HORI Switch Fighting Stick Mini 2020 Review.
HORI introduces the Fighting Stick Mini for Nintendo Switch, a NEW way to play all of your favourite arcade classics and fighting games. It features a full 8-button layout and a proper micro switch-activated joystick
Nintendo Switch players looking for a perfectly sized travel fight stick that maintains a full eight-button layout or a less expensive entry point into the market should look no further than the HORI Fighting Stick MINI releasing on April 29.
The Switch Fighting Stick MINI maintains all of the essentials while shrinking down to a satisfyingly comfortable and affordable arcade stick.
While there are certain features that didn’t make the cut, it’ll be tough to argue that the stick doesn’t hold its own for the cost, even when compared to its larger and pricer family members.
The Fighting Stick MINI certainly lives up to its name measuring at about 8″x 6″ (with a cable that is 2.5m long), especially when directly compared to HORI’s other Nintendo Switch offering, the Real Arcade Pro V Hayabusa at around 18″ x 11″.
Those familiar with the Fighting Stick MINI 4 should know what to expect from the Nintendo Switch version in terms of visuals.
The first major change is that this fight stick comes in a gray shell and features a black stick and buttons as opposed to the Fighting Stick MINI 4’s all black appearance.
The gray matches Nintendo’s stock gray accessories and looks rather nice amongst them. Unlike the RAP V Hayabusa, the buttons are glossy, which I actually prefer aesthetically.
The joystick and the buttons feel great to use and it’s not any more difficult to execute special inputs than on a larger fight stick. I always felt like I was in control.
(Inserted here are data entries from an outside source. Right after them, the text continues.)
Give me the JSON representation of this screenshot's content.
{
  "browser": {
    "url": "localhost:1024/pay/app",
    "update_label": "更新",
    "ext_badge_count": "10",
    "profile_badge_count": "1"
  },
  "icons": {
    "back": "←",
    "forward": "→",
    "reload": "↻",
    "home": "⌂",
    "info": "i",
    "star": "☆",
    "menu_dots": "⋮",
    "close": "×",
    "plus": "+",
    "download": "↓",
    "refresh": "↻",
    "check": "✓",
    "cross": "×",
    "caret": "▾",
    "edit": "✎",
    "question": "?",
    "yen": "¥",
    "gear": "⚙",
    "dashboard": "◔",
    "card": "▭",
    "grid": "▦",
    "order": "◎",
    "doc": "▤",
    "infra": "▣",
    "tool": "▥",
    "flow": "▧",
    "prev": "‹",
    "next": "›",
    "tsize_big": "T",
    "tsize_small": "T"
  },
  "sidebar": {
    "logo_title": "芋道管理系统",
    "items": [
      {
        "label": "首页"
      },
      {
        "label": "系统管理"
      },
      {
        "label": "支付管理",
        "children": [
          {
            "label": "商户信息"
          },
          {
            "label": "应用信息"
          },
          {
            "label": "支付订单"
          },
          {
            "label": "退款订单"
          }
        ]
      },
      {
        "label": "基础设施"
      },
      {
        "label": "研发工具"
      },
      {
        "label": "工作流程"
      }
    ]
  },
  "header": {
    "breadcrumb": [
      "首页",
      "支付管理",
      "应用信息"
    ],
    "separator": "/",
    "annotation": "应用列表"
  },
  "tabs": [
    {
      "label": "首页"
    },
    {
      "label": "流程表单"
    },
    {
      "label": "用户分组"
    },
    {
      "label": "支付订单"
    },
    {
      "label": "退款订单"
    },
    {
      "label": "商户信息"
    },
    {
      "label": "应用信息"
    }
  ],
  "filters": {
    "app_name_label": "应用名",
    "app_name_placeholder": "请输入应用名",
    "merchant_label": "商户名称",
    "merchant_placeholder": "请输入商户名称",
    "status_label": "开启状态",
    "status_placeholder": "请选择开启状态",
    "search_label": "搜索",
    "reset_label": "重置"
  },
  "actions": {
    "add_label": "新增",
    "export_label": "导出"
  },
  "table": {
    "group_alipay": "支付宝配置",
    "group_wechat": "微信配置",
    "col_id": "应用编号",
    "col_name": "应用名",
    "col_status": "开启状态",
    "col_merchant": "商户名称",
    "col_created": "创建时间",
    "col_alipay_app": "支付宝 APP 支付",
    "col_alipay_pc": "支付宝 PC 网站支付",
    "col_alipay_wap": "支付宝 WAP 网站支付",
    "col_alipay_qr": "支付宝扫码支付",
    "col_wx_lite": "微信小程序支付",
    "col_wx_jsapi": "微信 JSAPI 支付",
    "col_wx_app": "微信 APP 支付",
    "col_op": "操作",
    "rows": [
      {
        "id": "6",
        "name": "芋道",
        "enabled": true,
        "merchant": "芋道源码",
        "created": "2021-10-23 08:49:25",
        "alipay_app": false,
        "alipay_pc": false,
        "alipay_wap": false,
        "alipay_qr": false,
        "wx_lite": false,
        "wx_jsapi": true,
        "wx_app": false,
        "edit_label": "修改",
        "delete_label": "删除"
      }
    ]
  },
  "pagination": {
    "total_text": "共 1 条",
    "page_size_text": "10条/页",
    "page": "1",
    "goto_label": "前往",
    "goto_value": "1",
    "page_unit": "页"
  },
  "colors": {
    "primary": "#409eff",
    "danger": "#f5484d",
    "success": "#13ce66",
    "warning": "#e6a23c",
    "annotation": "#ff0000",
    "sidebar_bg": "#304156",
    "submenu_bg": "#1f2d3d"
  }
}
That being said, while reviewing the stick, I mainly played Power Rangers: Battle for the Grid and Dragon Ball FighterZ, which aren’t very input intensive.
I can imagine that anything more than casual play might start to show the downsides of having such a small and light stick.
My hands are also on the smaller side so the mini size of the MINI is actually quite nice.
While the Fighting Stick MINI might be small, it doesn’t cut corners on primary features. The fight stick has the +, -, Home, and Capture buttons as well as a turbo function all available on the top right-hand side.
- Small size makes it perfect for use with Nintendo Switch Multiport USB Playstand for Nintendo Switch and Laptops when traveling or at home.
- Great price for beginners wanting to see if they want to invest in using a fight stick.
- All the necessary buttons, including the capture button for taking screenshots and recordings.
- Turbo functionality
- Might be too small for those with larger hands.
- Cannot switch between D-Pad to Left Stick, limiting compatibility with certain titles.
- Difficult to use while in your lap.
- No modding/repair capability due to proprietary parts soldered to the unit.
A Sharp Weapon
Attractive, officially licensed Capcom art adorns the joystick’s face and separates it from the all-black, original Fighting Stick Mini.
The red review unit I tested features Ryu and Ken, the iconic Street Fighter II duo, in dramatic fighting poses, as well as the equally iconic Street Fighter II logo.
The Street Fighter Fighting Stick Mini also has a blue variant for the same price that features Cammy and Chun-Li.
As its name suggests, the Fighting Stick Mini: Street Fighter Edition has a small footprint.
Bringing a Stick Into Battle
Of course, the main reason to purchase a fight stick isn’t for the art; it’s for the arcade cabinet-style joystick and button combo.
The Fighting Stick Mini: Street Fighter Edition lacks the metal chassis and world-renowned Sanwa Denshi parts you’ll find in premium fight sticks, but its clicky, microswitch-activated lollipop joystick and buttons feel good in the hand.
Unless you’ve logged ridiculous hours on high-end fight sticks such as the Qanba Dragon or Vitrix Pro FS,
you’ll be more than happy with what Hori offers with this controller.
Naturally, you could use the HORI Switch Fighting Stick Mini to play any number of different games. You could probably play some shooters on this and have a blast.
But it’s clear as day that this gamepad was designed for fighting games first and foremost. And you can mostly tell that from the full eight button layout.
hankfully, each of the buttons is clearly labeled with Switch-friendly button identifications: Y, X, R, L, B, A, ZR, ZL. People who are not familiar with using these kinds of Fighting Stick controllers will be able to get up to speed quite quickly because clearly this is a fairly standard layout for a Switch controller.
And if you need to change these buttons by remapping them inside of a game, that shouldn’t be too challenging if the game allows it.
Comfort & Competitive Play
The positioning and spacing between the buttons and the joystick is pretty much perfect.
Once again, it allows people with either small or large hands to make easy access with the controller.
And the joystick itself is just about a work of art. Like a proper joystick, it’s micro switch activated for the sort of control you need in fighting games.
Whether you’re trying to input a cheat code or you’re trying to execute a complicated technique, you need exact timing, and that’s only possible when your controller doesn’t feel sluggish and irresponsive.